Gillespie was a surprise last year as the former walk-on averaged 5.3 points and 4.4 rebounds and used his 6-9, 245-pound frame to muscle up with some of the Big 12’s best big men.
With Clark drawing attention from defenses, Gillespie should have more opportunities to score.
“Playing alongside someone like Tristan allows Freddie now to be a recipient,” Drew said. “Last year when he was the only big in, spacing was different. With Tristan requiring so many double teams, it allows somebody like Freddie the opportunity to get offensive rebounds and get a lot of dunks.”
Sophomore forward Flo Thamba showed his raw athleticism last year and should be a more polished player in his second year in Drew’s system. Freshman forward Jordan Turner could also be a factor after producing two solid seasons at Sunrise Christian Academy in Bel Aire, Kan.
With Mason and King dealing with injuries last season, point guard Jared Butler stepped up big for the Bears as a freshman last season by averaging 10.2 points and 2.7 assists while hitting 60 3-pointers and shooting 35.1 percent beyond the arc.

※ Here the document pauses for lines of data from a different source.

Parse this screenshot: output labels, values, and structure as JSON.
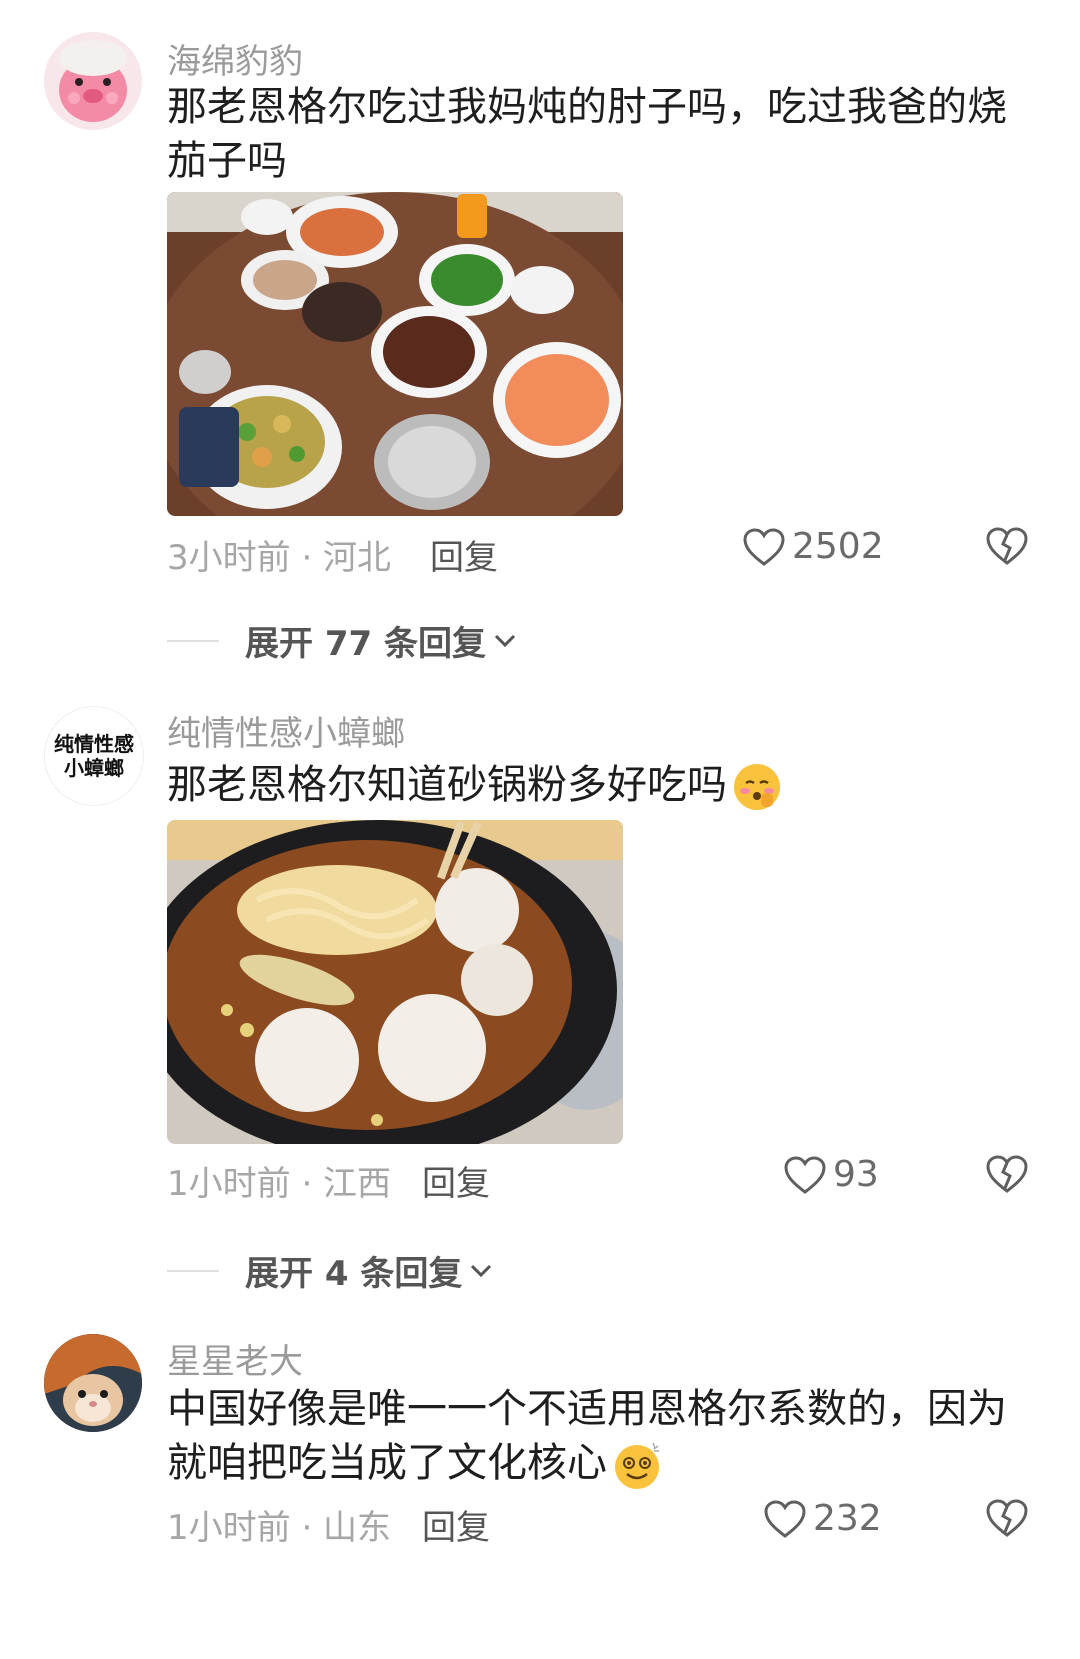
{
  "comments": [
    {
      "username": "海绵豹豹",
      "text": "那老恩格尔吃过我妈炖的肘子吗，吃过我爸的烧茄子吗",
      "time_location": "3小时前 · 河北",
      "reply_label": "回复",
      "likes": "2502",
      "expand_label": "展开 77 条回复"
    },
    {
      "username": "纯情性感小蟑螂",
      "avatar_text": "纯情性感小蟑螂",
      "text": "那老恩格尔知道砂锅粉多好吃吗",
      "time_location": "1小时前 · 江西",
      "reply_label": "回复",
      "likes": "93",
      "expand_label": "展开 4 条回复"
    },
    {
      "username": "星星老大",
      "text": "中国好像是唯一一个不适用恩格尔系数的，因为就咱把吃当成了文化核心",
      "time_location": "1小时前 · 山东",
      "reply_label": "回复",
      "likes": "232"
    }
  ],
  "icons": {
    "like": "heart-icon",
    "dislike": "broken-heart-icon",
    "expand": "chevron-down-icon"
  }
}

Butler showed he could carry a team in a tough environment as he scored 31 points against Kansas in Allen Fieldhouse, and exhibited his defensive prowess by ranking second on the team with 33 steals.
While Butler is a returning starter, guard Devonte Bandoo was Baylor’s most productive sixth man last season as he averaged 8.4 points and shot a team-best 39.5 percent from 3-point range.
“Jared had a great summer with the USA team and trying out for that and playing overseas (in Italy),” Drew said. “Devonte was tremendous overseas as well. Playing overseas gives you 10 extra practices and four extra game experiences and puts those guys further along.”
With Teague and Auburn transfer Davion Mitchell eligible to play after sitting out last year under NCAA transfer rules, the Bears will have plenty of experienced depth at guard.
Teague is a superb outside shooter who averaged 16.7 points and shot 42.5 percent from three-point range two years ago at North Carolina-Asheville while Mitchell came off he bench for Auburn as a freshman two years ago.
“They had an impact on the team last year because every day in practice they got us better and they were able to learn the system and get a chance to run everybody else’s offense in the Big 12 and see what everybody did,” Drew said. “So they give you some experience. Davion is in his third year of college, MaCio is in his fourth year of college. Both are very good players and more than excited to play after spending last year watching.”
Matthew Mayer, a 6-9 sophomore guard, showed some glimpses of his potential last year with his shooting and driving ability. He could become a factor as he improves his defensive skills.
Since the Bears have considerable depth, Drew can alter his lineup from three big men to three guards depending on what the situation calls for.
“That’s the strength of our team,” Drew said. “Probably the bigs would think we’re a big team, the wings would think we have a lot of wings, though nowadays in basketball everyone thinks they’re a guard. I would say in college basketball your guards dictate so much. If you don’t have good guards, it’s really hard to be successful. We’re blessed to have good guards this year who are experienced.”
Though they’re sitting out this year under NCAA transfer rules, former UNLV forward Jonathan Tchamwa Tchatchoua and Presbyterian guard Adam Flagler will add practice depth.
Drew annually plays a strong nonconference schedule to boost Baylor’s NCAA tournament resume, and this year is no exception as the Bears face traditional powers Arizona (Dec. 7) and Butler (Dec. 10) in back to back home games. The Bears could also play Utah and Villanova in the Myrtle Beach (S.C.) Invitational.
“The NCAA has rewarded teams for playing quality opponents in nonconference,” Drew said. “Players want to play in good games and coaches want to coach in good games, and now it’s the quality wins more than just your total win record. We’ve gone out and tried to challenge ourselves.”